[Given records]:
- - - - - - -
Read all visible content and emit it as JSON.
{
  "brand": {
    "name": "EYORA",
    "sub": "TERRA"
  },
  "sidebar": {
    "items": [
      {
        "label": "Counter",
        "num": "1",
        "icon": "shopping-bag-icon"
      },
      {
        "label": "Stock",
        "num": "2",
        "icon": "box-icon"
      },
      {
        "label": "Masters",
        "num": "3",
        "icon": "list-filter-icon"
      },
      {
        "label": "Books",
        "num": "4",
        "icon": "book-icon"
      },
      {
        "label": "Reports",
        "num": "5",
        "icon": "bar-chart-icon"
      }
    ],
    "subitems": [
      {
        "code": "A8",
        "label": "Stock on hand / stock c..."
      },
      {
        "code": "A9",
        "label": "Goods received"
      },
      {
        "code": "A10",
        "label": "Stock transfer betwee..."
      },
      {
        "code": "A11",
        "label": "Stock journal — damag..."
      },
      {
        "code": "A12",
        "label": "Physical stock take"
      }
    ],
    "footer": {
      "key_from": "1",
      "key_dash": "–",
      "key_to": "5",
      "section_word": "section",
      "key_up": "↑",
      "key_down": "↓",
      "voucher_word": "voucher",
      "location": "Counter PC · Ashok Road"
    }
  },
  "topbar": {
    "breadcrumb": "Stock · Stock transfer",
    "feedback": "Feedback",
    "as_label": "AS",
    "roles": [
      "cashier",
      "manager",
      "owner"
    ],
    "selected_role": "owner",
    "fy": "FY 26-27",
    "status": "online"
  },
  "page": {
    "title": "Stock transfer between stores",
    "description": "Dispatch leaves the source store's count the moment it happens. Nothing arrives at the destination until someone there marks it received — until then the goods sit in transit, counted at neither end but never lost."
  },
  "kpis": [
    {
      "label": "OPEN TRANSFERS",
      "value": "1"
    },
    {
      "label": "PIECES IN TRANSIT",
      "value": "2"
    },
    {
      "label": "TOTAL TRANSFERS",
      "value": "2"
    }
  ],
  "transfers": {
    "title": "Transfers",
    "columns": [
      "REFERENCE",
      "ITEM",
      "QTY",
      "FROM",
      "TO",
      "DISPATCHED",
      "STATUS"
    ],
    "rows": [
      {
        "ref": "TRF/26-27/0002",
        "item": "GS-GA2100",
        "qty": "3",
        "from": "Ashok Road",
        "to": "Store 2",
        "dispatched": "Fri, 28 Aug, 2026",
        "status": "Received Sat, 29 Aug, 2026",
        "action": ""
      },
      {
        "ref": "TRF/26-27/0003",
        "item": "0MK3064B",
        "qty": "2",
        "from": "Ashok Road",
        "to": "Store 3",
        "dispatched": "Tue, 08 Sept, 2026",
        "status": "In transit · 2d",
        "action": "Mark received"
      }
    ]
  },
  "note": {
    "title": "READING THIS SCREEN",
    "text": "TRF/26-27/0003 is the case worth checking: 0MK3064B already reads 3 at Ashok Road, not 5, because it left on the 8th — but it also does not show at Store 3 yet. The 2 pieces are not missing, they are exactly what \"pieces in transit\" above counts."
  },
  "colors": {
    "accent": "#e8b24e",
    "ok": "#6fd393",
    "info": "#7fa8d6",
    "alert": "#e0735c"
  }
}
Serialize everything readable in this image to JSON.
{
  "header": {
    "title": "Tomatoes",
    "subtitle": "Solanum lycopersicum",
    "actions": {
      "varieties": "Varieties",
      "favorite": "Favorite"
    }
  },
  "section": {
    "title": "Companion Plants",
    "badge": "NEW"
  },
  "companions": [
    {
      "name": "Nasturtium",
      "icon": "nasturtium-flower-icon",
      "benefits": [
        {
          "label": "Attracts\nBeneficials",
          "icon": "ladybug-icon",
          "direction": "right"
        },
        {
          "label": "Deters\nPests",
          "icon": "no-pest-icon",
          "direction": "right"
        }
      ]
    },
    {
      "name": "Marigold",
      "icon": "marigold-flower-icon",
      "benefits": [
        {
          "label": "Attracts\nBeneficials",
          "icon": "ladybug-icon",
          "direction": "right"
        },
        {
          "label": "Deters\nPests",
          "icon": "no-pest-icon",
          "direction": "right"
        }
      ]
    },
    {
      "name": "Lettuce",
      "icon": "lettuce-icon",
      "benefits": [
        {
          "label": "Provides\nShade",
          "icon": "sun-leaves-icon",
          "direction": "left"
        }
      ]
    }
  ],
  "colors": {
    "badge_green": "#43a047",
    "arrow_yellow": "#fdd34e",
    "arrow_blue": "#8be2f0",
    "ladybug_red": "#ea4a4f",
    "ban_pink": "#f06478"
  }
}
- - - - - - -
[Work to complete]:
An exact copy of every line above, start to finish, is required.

[Answer box]:
Read all visible content and emit it as JSON.
{
  "brand": {
    "name": "EYORA",
    "sub": "TERRA"
  },
  "sidebar": {
    "items": [
      {
        "label": "Counter",
        "num": "1",
        "icon": "shopping-bag-icon"
      },
      {
        "label": "Stock",
        "num": "2",
        "icon": "box-icon"
      },
      {
        "label": "Masters",
        "num": "3",
        "icon": "list-filter-icon"
      },
      {
        "label": "Books",
        "num": "4",
        "icon": "book-icon"
      },
      {
        "label": "Reports",
        "num": "5",
        "icon": "bar-chart-icon"
      }
    ],
    "subitems": [
      {
        "code": "A8",
        "label": "Stock on hand / stock c..."
      },
      {
        "code": "A9",
        "label": "Goods received"
      },
      {
        "code": "A10",
        "label": "Stock transfer betwee..."
      },
      {
        "code": "A11",
        "label": "Stock journal — damag..."
      },
      {
        "code": "A12",
        "label": "Physical stock take"
      }
    ],
    "footer": {
      "key_from": "1",
      "key_dash": "–",
      "key_to": "5",
      "section_word": "section",
      "key_up": "↑",
      "key_down": "↓",
      "voucher_word": "voucher",
      "location": "Counter PC · Ashok Road"
    }
  },
  "topbar": {
    "breadcrumb": "Stock · Stock transfer",
    "feedback": "Feedback",
    "as_label": "AS",
    "roles": [
      "cashier",
      "manager",
      "owner"
    ],
    "selected_role": "owner",
    "fy": "FY 26-27",
    "status": "online"
  },
  "page": {
    "title": "Stock transfer between stores",
    "description": "Dispatch leaves the source store's count the moment it happens. Nothing arrives at the destination until someone there marks it received — until then the goods sit in transit, counted at neither end but never lost."
  },
  "kpis": [
    {
      "label": "OPEN TRANSFERS",
      "value": "1"
    },
    {
      "label": "PIECES IN TRANSIT",
      "value": "2"
    },
    {
      "label": "TOTAL TRANSFERS",
      "value": "2"
    }
  ],
  "transfers": {
    "title": "Transfers",
    "columns": [
      "REFERENCE",
      "ITEM",
      "QTY",
      "FROM",
      "TO",
      "DISPATCHED",
      "STATUS"
    ],
    "rows": [
      {
        "ref": "TRF/26-27/0002",
        "item": "GS-GA2100",
        "qty": "3",
        "from": "Ashok Road",
        "to": "Store 2",
        "dispatched": "Fri, 28 Aug, 2026",
        "status": "Received Sat, 29 Aug, 2026",
        "action": ""
      },
      {
        "ref": "TRF/26-27/0003",
        "item": "0MK3064B",
        "qty": "2",
        "from": "Ashok Road",
        "to": "Store 3",
        "dispatched": "Tue, 08 Sept, 2026",
        "status": "In transit · 2d",
        "action": "Mark received"
      }
    ]
  },
  "note": {
    "title": "READING THIS SCREEN",
    "text": "TRF/26-27/0003 is the case worth checking: 0MK3064B already reads 3 at Ashok Road, not 5, because it left on the 8th — but it also does not show at Store 3 yet. The 2 pieces are not missing, they are exactly what \"pieces in transit\" above counts."
  },
  "colors": {
    "accent": "#e8b24e",
    "ok": "#6fd393",
    "info": "#7fa8d6",
    "alert": "#e0735c"
  }
}
Serialize everything readable in this image to JSON.
{
  "header": {
    "title": "Tomatoes",
    "subtitle": "Solanum lycopersicum",
    "actions": {
      "varieties": "Varieties",
      "favorite": "Favorite"
    }
  },
  "section": {
    "title": "Companion Plants",
    "badge": "NEW"
  },
  "companions": [
    {
      "name": "Nasturtium",
      "icon": "nasturtium-flower-icon",
      "benefits": [
        {
          "label": "Attracts\nBeneficials",
          "icon": "ladybug-icon",
          "direction": "right"
        },
        {
          "label": "Deters\nPests",
          "icon": "no-pest-icon",
          "direction": "right"
        }
      ]
    },
    {
      "name": "Marigold",
      "icon": "marigold-flower-icon",
      "benefits": [
        {
          "label": "Attracts\nBeneficials",
          "icon": "ladybug-icon",
          "direction": "right"
        },
        {
          "label": "Deters\nPests",
          "icon": "no-pest-icon",
          "direction": "right"
        }
      ]
    },
    {
      "name": "Lettuce",
      "icon": "lettuce-icon",
      "benefits": [
        {
          "label": "Provides\nShade",
          "icon": "sun-leaves-icon",
          "direction": "left"
        }
      ]
    }
  ],
  "colors": {
    "badge_green": "#43a047",
    "arrow_yellow": "#fdd34e",
    "arrow_blue": "#8be2f0",
    "ladybug_red": "#ea4a4f",
    "ban_pink": "#f06478"
  }
}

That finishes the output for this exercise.